## Activity
For each line below that holds the string "Image", add one to a tally; report that tally alone.

## Data records for software interfaces
◇ ◇ ◇
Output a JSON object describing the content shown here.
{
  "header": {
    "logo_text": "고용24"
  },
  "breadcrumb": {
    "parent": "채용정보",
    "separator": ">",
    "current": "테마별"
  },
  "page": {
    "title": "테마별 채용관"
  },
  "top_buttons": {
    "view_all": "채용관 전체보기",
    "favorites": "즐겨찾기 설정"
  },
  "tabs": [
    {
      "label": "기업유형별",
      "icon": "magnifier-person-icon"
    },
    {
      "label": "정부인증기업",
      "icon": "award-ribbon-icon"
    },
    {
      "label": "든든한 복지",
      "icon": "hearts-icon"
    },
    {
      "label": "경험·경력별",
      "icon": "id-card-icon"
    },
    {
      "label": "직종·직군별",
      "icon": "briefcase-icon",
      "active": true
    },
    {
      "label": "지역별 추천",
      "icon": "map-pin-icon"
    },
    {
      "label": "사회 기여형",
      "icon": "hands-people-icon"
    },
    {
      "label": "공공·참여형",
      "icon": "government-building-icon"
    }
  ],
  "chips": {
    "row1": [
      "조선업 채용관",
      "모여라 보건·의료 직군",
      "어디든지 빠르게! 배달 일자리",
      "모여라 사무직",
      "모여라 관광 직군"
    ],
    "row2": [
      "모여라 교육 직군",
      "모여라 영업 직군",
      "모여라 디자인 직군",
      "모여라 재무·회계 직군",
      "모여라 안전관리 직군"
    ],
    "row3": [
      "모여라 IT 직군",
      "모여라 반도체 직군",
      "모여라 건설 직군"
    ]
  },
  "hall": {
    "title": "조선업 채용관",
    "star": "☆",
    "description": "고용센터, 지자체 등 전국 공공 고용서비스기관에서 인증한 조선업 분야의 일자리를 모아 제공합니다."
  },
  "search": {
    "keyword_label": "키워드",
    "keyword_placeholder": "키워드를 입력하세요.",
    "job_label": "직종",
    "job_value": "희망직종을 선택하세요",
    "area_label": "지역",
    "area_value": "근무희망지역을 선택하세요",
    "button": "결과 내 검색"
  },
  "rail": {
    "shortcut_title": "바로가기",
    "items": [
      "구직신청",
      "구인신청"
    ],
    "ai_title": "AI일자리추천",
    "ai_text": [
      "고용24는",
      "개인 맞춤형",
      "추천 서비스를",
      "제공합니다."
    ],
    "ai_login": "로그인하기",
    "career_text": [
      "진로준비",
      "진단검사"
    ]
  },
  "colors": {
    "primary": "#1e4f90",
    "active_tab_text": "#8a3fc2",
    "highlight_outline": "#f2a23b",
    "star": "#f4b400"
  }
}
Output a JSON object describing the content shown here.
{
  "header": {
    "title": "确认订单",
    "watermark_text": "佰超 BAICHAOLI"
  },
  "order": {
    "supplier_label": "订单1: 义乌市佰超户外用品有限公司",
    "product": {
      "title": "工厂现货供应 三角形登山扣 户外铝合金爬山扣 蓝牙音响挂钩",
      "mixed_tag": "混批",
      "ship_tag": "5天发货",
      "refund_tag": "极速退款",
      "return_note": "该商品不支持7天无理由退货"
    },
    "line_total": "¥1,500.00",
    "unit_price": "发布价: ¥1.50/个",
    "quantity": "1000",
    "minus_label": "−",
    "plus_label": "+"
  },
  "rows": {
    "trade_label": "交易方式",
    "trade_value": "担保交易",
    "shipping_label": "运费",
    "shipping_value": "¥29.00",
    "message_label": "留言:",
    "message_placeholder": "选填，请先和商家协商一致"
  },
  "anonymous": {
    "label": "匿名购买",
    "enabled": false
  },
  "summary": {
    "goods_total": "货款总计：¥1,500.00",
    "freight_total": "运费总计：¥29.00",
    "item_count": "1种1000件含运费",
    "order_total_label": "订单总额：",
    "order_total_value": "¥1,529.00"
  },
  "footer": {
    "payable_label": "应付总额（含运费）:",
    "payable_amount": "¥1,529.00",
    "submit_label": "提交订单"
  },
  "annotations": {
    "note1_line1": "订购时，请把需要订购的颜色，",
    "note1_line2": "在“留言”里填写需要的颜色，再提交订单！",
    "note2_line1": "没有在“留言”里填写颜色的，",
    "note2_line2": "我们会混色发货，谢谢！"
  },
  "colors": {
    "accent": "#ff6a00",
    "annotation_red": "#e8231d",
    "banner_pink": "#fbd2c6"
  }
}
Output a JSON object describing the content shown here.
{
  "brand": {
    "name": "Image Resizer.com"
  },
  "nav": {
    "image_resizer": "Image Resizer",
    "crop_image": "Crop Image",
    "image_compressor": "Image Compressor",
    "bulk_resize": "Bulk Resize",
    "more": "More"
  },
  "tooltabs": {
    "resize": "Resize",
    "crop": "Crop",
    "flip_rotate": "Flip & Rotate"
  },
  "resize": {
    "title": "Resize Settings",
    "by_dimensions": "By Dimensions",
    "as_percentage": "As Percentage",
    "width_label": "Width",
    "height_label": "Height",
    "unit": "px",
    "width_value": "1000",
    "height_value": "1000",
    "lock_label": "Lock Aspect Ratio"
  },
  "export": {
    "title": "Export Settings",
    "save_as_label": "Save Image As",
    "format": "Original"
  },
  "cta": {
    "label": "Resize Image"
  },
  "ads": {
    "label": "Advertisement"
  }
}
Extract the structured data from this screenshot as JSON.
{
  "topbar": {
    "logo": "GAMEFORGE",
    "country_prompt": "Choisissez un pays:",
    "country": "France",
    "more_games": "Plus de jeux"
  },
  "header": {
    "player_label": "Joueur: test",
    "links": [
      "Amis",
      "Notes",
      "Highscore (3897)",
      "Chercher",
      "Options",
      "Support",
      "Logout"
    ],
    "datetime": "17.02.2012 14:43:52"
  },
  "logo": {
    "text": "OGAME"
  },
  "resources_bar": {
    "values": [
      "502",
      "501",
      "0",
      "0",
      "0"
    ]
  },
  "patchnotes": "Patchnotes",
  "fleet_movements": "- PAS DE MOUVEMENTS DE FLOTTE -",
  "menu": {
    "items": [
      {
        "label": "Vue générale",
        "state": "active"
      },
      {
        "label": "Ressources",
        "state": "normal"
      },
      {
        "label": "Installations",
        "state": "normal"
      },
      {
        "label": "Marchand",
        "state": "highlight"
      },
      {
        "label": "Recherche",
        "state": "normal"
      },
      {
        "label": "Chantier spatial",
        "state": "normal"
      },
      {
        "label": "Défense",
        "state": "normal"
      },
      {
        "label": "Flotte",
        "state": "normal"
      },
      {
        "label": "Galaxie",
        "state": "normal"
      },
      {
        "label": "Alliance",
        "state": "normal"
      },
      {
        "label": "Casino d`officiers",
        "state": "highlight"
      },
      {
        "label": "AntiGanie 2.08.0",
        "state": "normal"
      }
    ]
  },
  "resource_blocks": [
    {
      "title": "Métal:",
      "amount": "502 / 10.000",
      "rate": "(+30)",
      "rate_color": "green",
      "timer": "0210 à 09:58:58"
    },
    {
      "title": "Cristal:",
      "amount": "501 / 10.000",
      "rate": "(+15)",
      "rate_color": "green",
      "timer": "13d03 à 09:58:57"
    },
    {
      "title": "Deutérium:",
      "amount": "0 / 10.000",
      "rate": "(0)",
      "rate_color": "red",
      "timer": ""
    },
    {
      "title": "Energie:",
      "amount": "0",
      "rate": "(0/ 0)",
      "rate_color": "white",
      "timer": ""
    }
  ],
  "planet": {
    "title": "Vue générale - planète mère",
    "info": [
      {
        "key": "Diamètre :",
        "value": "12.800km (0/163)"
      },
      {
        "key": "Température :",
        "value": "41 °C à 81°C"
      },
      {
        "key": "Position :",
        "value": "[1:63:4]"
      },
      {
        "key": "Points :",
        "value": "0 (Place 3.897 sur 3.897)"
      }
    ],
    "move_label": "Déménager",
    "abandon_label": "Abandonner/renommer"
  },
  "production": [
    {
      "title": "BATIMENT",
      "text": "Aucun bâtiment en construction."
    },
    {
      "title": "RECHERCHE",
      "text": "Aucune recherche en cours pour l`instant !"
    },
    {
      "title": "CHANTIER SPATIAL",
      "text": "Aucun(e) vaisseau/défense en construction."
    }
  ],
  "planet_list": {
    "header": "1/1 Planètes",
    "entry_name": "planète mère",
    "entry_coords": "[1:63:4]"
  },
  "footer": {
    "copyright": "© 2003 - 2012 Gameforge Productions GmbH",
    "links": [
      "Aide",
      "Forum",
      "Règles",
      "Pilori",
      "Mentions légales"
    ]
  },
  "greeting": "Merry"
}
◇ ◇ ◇
## Output for this exercise
6